Much of the digital health technologies on the market today are wellness products utilized by the relatively younger segment of the population. Technologies which are focused on chronic diseases have found it much harder to reach their intended target audience for a variety of reasons. The market is right with regards to need, and the demand would be great were it not for significant barriers to adoption, namely lack of awareness by providers and the public, lack of adequate business models, and lack of proper patient portals with connectivity to EHRs. Some may say that this is a chicken or egg situation. “Build it and they will come” has been a mantra for much of the digital health technology sector. While this might be best applicable to consumer-focused wellness smart phone apps, it is not a good strategy for more involved technologies targeted towards chronic disease management.
It is well-known that only a minority of the 45+age group in the USA own smart phones (http://blog.nielsen.com/nielsenwire/online_mobile/who-is-winning-the-u-s-smartphone-battle/). People age 65 and older search the Internet for health information less than younger persons. http://pewinternet.org/~/media//Files/Reports/2011/PIP_HealthTopics.pdf. Since these relatively easy access tools of communicating medical information are less utilized by older people, how can we best engage them in healthcare?

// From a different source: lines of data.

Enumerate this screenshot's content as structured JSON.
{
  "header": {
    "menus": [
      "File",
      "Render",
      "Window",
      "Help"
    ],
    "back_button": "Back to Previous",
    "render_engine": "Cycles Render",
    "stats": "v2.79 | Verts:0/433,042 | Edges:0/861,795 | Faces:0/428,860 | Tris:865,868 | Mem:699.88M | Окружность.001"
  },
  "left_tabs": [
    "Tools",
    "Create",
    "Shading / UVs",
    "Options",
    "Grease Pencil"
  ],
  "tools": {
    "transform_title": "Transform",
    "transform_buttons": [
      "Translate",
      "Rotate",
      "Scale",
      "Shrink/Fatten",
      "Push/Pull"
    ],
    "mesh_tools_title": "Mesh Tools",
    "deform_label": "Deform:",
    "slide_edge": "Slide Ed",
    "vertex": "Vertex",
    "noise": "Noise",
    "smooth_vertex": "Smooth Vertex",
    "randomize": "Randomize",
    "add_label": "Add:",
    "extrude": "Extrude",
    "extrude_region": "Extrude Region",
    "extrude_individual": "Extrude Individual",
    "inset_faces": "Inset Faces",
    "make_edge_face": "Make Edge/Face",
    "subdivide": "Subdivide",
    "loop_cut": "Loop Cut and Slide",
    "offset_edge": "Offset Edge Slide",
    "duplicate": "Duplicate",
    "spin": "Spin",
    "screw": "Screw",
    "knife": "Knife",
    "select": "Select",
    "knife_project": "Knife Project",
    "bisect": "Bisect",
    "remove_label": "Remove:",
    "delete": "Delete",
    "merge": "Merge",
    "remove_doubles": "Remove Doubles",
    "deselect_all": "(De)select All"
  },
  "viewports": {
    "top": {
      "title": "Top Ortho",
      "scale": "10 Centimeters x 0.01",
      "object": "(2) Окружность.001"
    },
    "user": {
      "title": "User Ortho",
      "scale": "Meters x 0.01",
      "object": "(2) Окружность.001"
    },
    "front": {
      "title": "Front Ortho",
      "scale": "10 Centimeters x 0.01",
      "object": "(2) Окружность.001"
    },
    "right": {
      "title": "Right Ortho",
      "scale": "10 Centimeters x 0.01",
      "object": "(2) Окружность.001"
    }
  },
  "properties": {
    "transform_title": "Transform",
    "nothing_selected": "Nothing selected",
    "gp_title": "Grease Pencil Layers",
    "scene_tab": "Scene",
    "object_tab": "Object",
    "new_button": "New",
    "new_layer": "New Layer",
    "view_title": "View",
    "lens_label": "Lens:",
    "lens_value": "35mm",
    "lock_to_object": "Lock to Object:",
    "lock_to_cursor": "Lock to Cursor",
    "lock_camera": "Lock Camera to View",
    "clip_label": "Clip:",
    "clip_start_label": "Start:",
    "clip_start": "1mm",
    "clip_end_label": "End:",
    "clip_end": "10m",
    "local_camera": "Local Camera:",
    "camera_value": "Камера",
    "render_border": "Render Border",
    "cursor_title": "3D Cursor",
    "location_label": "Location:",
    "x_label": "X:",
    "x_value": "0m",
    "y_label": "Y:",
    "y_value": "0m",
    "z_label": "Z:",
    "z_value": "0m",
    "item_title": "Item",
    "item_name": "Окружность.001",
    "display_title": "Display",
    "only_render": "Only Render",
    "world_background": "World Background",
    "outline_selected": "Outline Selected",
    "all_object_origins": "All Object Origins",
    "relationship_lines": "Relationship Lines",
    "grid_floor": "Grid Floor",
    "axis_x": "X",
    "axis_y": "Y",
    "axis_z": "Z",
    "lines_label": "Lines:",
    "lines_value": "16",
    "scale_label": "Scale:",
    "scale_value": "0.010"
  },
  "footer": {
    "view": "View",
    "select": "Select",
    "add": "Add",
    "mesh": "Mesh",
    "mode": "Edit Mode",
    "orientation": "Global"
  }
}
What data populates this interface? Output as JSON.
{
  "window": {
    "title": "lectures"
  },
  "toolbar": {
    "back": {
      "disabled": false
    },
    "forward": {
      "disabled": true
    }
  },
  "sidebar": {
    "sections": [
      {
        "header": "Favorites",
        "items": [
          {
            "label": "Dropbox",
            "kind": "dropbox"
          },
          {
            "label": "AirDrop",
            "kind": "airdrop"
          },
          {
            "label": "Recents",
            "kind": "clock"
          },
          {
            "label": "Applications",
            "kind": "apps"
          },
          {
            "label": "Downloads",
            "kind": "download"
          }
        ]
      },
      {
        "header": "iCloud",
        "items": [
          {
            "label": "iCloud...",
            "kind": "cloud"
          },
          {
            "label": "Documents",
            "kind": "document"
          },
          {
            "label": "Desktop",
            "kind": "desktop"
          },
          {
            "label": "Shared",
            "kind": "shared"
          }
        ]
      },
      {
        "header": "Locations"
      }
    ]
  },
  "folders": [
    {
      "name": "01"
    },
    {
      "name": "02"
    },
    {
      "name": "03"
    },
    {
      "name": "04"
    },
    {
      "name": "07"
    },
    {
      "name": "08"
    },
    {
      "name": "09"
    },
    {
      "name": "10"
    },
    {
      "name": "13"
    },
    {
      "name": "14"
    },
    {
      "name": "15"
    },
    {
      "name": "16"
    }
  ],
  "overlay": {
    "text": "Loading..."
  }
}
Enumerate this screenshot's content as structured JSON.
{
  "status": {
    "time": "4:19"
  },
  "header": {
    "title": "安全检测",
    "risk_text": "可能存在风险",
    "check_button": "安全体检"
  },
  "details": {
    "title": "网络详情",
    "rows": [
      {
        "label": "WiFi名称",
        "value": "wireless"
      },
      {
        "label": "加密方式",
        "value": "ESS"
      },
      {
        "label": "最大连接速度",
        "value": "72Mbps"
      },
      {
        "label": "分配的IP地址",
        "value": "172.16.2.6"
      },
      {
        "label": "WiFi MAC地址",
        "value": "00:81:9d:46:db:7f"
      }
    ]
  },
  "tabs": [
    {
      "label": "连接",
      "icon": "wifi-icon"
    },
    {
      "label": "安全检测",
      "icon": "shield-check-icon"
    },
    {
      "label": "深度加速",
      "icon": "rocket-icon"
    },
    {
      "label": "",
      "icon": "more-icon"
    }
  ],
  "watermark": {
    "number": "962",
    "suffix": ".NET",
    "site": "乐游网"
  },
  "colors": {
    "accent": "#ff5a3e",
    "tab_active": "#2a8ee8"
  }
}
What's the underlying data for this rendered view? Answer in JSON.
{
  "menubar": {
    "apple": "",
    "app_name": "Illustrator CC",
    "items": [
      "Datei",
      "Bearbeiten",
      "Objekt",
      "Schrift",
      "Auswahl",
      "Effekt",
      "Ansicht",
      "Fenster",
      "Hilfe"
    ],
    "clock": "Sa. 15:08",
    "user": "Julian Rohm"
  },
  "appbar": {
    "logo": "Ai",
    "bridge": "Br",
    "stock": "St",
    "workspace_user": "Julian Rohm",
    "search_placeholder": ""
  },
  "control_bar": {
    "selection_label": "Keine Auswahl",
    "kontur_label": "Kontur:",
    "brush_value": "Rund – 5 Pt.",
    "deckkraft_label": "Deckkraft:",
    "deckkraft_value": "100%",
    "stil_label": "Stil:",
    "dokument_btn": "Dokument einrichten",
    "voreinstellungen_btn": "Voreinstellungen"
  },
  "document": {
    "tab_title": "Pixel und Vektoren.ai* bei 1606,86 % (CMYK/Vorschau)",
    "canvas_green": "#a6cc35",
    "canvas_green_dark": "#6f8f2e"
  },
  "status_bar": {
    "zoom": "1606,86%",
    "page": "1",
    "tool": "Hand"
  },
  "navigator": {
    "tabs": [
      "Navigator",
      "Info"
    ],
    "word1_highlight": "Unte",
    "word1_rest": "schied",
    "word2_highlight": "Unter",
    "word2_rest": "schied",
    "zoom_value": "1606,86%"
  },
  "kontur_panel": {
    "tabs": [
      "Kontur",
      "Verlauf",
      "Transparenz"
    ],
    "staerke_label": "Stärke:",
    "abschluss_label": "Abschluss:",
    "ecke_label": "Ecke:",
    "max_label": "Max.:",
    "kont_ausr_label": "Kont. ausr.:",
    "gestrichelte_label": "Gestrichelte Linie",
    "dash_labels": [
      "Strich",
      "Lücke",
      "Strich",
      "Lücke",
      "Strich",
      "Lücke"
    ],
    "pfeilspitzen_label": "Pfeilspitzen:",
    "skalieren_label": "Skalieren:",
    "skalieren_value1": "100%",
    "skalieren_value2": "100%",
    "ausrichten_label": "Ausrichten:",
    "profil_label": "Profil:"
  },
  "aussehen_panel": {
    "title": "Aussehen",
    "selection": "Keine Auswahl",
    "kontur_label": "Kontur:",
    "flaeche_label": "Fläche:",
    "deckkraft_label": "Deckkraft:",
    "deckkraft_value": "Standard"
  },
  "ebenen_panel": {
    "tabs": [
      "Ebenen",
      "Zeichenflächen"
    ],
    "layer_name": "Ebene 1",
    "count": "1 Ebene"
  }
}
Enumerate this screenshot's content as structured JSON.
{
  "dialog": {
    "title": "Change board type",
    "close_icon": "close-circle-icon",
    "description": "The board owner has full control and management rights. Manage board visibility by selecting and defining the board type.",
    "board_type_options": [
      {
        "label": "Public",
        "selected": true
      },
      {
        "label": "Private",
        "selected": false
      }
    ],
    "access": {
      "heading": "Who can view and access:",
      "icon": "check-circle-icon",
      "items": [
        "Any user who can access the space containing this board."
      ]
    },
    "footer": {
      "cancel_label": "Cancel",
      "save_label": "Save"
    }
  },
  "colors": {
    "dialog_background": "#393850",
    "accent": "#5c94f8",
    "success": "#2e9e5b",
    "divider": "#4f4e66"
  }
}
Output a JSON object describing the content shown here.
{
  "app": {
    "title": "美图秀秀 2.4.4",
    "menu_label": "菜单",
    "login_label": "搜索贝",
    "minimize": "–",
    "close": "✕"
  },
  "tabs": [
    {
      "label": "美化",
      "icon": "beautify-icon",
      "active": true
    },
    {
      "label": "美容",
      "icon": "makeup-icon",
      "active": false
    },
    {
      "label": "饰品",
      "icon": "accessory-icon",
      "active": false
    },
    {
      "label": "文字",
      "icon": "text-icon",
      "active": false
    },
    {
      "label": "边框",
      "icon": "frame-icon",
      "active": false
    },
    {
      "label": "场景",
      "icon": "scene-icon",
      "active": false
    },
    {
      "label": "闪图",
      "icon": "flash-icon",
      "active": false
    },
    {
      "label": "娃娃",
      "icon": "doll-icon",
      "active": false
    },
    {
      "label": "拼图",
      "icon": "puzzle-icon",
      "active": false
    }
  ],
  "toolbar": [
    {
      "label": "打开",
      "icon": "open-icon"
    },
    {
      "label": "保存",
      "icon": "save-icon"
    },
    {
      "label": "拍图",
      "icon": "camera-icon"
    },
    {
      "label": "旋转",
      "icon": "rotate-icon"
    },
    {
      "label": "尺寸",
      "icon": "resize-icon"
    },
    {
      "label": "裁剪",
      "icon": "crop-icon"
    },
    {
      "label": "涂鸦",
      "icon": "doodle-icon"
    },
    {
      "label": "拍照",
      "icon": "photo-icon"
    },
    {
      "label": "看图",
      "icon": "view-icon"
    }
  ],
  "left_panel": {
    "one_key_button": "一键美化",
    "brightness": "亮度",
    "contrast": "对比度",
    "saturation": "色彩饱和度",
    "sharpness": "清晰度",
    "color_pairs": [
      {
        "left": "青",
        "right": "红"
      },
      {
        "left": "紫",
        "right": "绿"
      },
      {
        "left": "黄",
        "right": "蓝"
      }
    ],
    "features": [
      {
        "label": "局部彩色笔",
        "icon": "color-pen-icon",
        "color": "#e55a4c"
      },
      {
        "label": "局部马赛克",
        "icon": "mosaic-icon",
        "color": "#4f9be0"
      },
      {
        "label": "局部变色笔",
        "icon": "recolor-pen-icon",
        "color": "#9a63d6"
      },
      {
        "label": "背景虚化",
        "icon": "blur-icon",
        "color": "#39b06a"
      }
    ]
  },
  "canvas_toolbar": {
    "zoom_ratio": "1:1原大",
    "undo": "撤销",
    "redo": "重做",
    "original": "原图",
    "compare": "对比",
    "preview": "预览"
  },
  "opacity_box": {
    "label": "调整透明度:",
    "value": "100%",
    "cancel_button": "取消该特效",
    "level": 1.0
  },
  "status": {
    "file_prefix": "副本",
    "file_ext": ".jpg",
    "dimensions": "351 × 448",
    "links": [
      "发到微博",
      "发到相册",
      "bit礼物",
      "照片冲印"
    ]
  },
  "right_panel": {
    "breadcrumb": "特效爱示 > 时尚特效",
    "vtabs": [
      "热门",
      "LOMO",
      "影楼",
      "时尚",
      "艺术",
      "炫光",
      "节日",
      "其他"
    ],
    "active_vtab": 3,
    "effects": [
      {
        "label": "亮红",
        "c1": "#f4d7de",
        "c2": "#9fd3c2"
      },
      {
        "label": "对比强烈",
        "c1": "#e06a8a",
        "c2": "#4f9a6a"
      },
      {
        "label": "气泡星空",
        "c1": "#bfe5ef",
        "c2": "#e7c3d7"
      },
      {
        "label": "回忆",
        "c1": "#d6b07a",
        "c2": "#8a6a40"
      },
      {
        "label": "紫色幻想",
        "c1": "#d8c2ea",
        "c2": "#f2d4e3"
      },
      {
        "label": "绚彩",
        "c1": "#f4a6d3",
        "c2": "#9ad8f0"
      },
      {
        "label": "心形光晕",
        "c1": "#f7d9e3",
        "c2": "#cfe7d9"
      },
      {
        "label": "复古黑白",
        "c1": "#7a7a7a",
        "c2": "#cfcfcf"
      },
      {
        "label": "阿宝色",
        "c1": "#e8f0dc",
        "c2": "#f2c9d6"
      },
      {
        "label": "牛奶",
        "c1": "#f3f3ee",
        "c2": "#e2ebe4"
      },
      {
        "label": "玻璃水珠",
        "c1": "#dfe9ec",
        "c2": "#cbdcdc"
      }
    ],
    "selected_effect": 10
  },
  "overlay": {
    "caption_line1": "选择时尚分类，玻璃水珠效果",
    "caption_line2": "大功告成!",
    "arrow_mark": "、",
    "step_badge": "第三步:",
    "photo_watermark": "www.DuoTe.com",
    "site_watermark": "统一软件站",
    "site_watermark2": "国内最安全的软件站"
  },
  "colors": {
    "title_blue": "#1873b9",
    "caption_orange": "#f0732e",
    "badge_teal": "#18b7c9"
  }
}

So how do we get digital health to the people who impact the system most; older patients with chronic diseases? The easiest scenario will be at the point of contact in the healthcare system. That is, at the healthcare provider’s office or the hospital. In the office, a patient presents with a chief complaint, which may or may not be related to chronic underlying conditions. It would be intriguing to have recommended digital health technology diagnostic or disease management tool suggestions prompted by electronic review of preexisting diagnoses or the input of a new one, as part of a clinical decision support. In the hospital, this would be in the pre-discharge period. An informatics program would determine, based on the patient’s diagnoses, medications, ancillary services required in the hospital, vital signs, procedures performed, and types of consultations, an appropriate set of digital health monitoring assistance, medication adherence tools, telehealth applications, and follow-up appointments.
Digital health technologies delivered in this manner will be easy to disseminate, connect to EHRs and patient portals, and appropriately targeted. Older patients can therefore be connected to digital health on the back-end, without the industry fighting consumer-type barriers on the front end.